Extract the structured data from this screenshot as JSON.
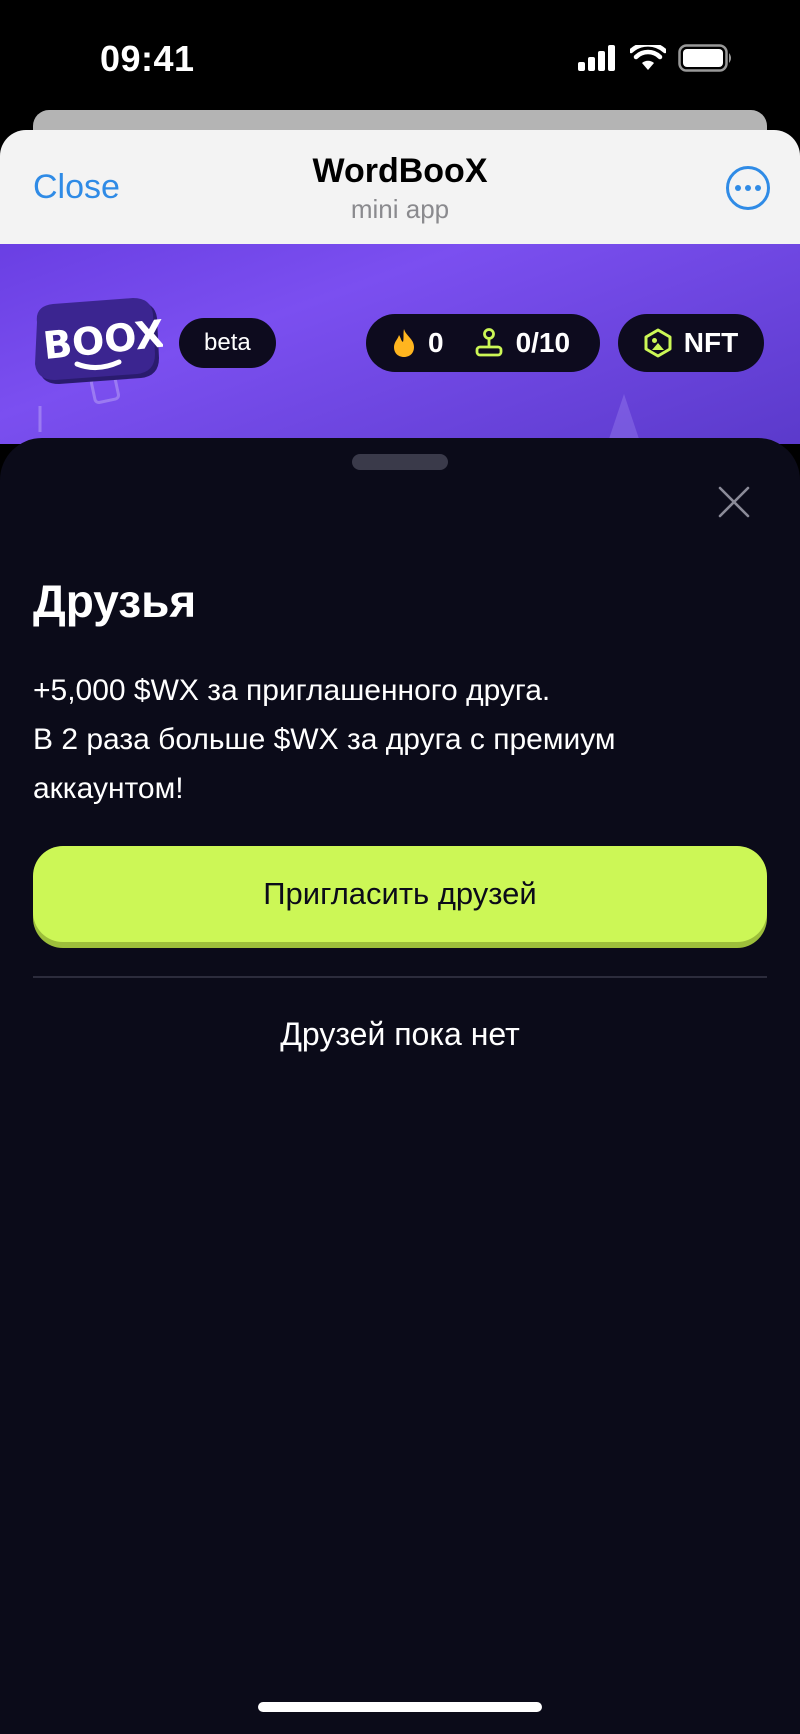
{
  "status_bar": {
    "time": "09:41",
    "icons": [
      "signal-icon",
      "wifi-icon",
      "battery-icon"
    ]
  },
  "telegram_header": {
    "close_label": "Close",
    "title": "WordBooX",
    "subtitle": "mini app",
    "more_icon": "ellipsis-icon"
  },
  "banner": {
    "logo_text": "BOOX",
    "beta_label": "beta",
    "stats": {
      "streak_value": "0",
      "energy_value": "0/10",
      "streak_icon": "fire-icon",
      "energy_icon": "joystick-icon"
    },
    "nft_label": "NFT",
    "nft_icon": "hexagon-icon"
  },
  "sheet": {
    "title": "Друзья",
    "description_lines": [
      "+5,000 $WX за приглашенного друга.",
      "В 2 раза больше $WX за друга с премиум аккаунтом!"
    ],
    "invite_button_label": "Пригласить друзей",
    "empty_state": "Друзей пока нет"
  },
  "colors": {
    "accent_green": "#ccf756",
    "banner_purple": "#7b4ff0",
    "sheet_bg": "#0b0b19",
    "link_blue": "#2f8be6",
    "fire_orange": "#ffb51f"
  }
}
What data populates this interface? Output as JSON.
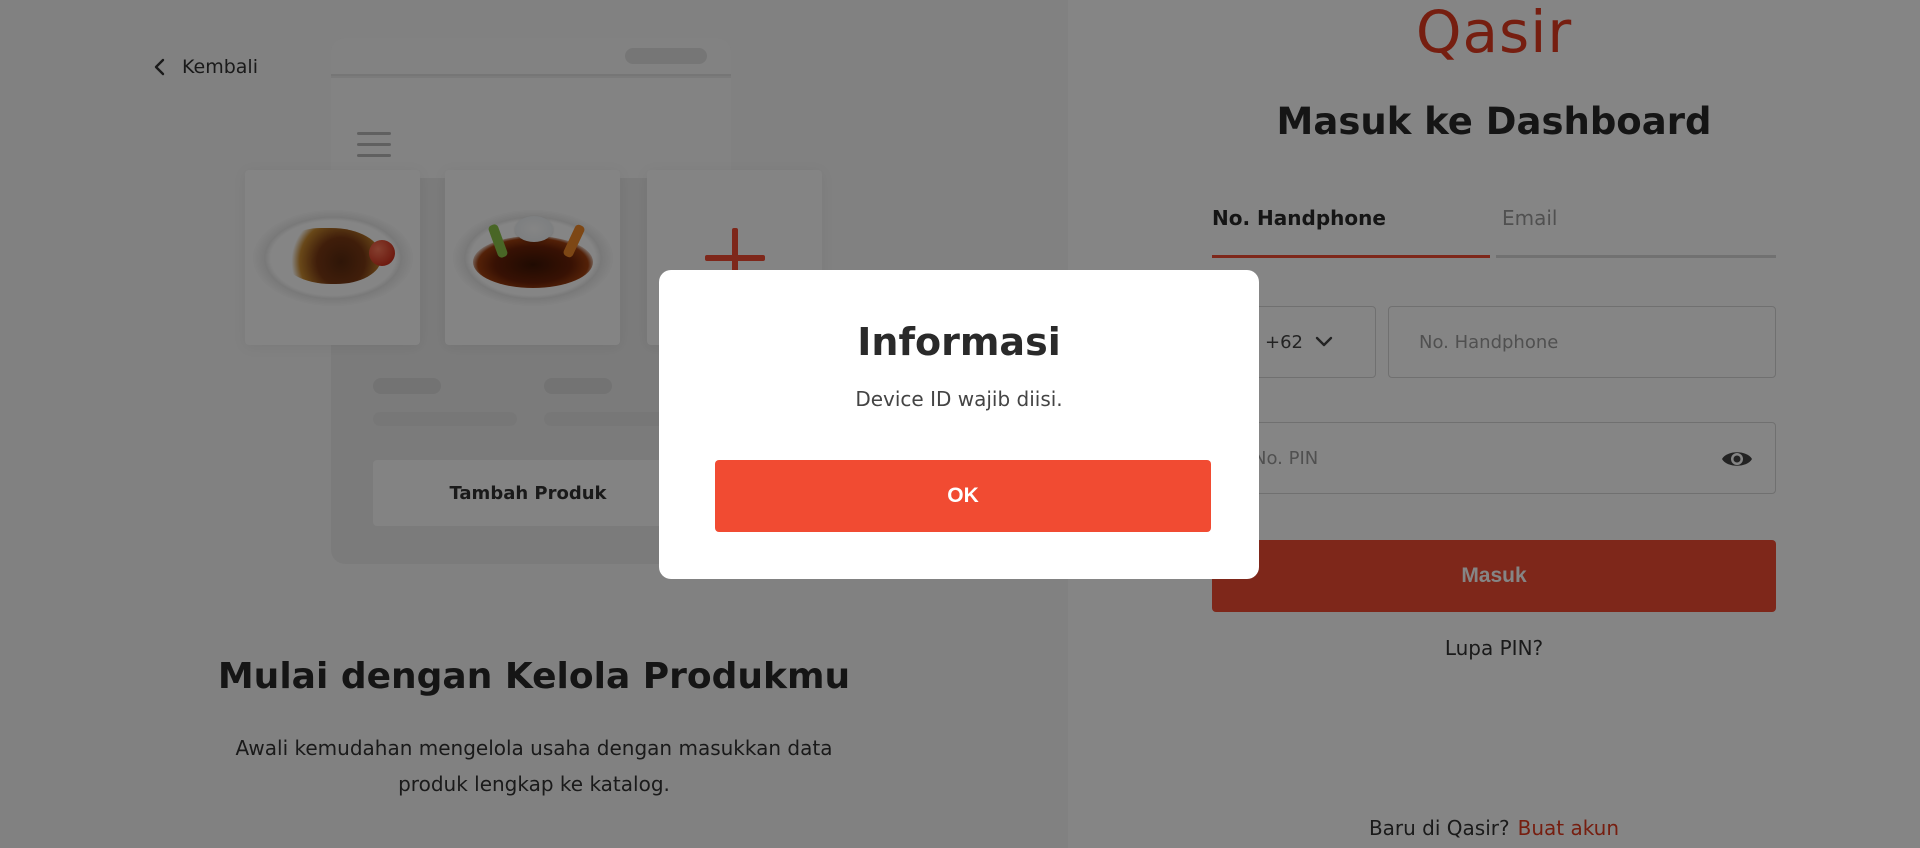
{
  "left": {
    "back_label": "Kembali",
    "illustration": {
      "button_label": "Tambah Produk"
    },
    "title": "Mulai dengan Kelola Produkmu",
    "description": "Awali kemudahan mengelola usaha dengan masukkan data produk lengkap ke katalog."
  },
  "right": {
    "logo": "Qasir",
    "title": "Masuk ke Dashboard",
    "tabs": [
      {
        "label": "No. Handphone",
        "active": true
      },
      {
        "label": "Email",
        "active": false
      }
    ],
    "country_code": "+62",
    "phone_placeholder": "No. Handphone",
    "pin_placeholder": "No. PIN",
    "submit_label": "Masuk",
    "forgot_label": "Lupa PIN?",
    "signup_prompt": "Baru di Qasir?",
    "signup_link": "Buat akun"
  },
  "modal": {
    "title": "Informasi",
    "message": "Device ID wajib diisi.",
    "ok_label": "OK"
  },
  "colors": {
    "accent": "#f14b32",
    "logo": "#e23a1f",
    "overlay": "rgba(0,0,0,0.48)"
  },
  "icons": [
    "chevron-left-icon",
    "hamburger-menu-icon",
    "plus-icon",
    "indonesia-flag-icon",
    "chevron-down-icon",
    "eye-icon"
  ]
}
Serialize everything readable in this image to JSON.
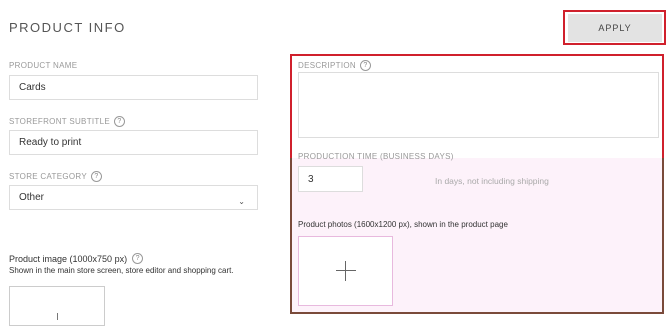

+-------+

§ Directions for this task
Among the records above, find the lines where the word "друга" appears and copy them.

§ Reply to the exercise
      "+5,000 $WX за приглашенного друга.",
      "В 2 раза больше $WX за друга с премиум аккаунтом!"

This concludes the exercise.